D&D Player Mods Hundreds Of Monsters Into Playable Characters

Dungeons & Dragons
Dungeons & Dragons

Your bread-and-butter Dungeons & Dragons party won’t include a manticore, a gargoyle, a hyena or a sentient fungi, but maybe it should. One D&D player spent a year and a half converting every single creature in the D&D Monster Manual into playable characters, and now players can live out their dreams of being a great fire beetle who slays dragons.


There are hundreds of monsters in D&D’s Monster Manual, many of which don’t really lend themselves to the Lord of the Rings-esque adventures that traditionally star humanoids.
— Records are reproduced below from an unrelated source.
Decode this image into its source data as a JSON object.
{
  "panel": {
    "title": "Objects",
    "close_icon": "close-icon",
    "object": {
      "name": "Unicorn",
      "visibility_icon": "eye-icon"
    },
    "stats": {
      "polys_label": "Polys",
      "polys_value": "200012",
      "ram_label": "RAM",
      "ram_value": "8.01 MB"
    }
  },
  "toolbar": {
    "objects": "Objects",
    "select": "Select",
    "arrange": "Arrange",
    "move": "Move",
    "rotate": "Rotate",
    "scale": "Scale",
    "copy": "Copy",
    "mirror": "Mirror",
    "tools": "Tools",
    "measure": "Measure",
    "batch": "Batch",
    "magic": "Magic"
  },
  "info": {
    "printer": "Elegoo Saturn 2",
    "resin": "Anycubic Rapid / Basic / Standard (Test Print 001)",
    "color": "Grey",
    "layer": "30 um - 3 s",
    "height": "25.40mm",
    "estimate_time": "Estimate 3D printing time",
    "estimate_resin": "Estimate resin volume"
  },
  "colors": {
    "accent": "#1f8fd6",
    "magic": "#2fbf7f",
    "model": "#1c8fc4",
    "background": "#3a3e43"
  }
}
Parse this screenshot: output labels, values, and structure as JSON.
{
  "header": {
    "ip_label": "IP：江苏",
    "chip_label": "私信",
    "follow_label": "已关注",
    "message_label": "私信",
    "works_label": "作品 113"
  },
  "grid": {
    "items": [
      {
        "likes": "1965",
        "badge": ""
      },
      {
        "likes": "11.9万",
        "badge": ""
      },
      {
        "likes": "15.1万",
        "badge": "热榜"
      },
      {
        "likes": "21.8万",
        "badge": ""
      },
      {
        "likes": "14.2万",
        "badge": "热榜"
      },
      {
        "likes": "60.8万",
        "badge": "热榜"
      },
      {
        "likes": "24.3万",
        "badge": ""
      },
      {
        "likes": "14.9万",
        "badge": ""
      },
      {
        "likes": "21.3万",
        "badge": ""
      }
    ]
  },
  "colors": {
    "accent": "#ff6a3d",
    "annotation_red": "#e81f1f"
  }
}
Most dungeon masters won’t let players stray too far from that model. It’s hard to wrap a plot around a rag-tag team of dire bats and oozes, and it’s hard to make sure a party’s stats are balanced when it contains both a faerie dragon and a mastiff.

Creator Tyler Kamstra’s new 283-page homebrew mod “Monstrous Races” offers ways for players to embody any of D&D’s monsters using stats, role-playing notes and everything else you’d expect to see listed next to the “Human” race in the D&D Player’s Handbook. To play a basilisk, for example, players can attempt to petrify a creature with their gaze as an action. This is helpful, since basilisks don’t have hands, rendering them incapable of holding a sword. To play a banshee, or an undead spirit of a female elf, Kamstra recommends that players covet beautiful objects and remain within five miles of anywhere the banshee lived while alive.

This “Monstrous Races” mod is the sort of wonderful thing that, back in D&D days of yore, would exist as a titanic document in some far-flung basement, only to be enjoyed by a handful of players. We can at least thank the internet for giving us playable purple worms.

Senior reporter at Kotaku.


InvadingDuck | Zachary D Long

This is good. Volo’s Guide to Monsters gave a few playable monster races, so in one of my games I have been playing as a fancy-boy Bugbear ranger named Baloo. He has a pet pteranodon named Pterry.

“Fuck it, why not?” is the best way to DM a game.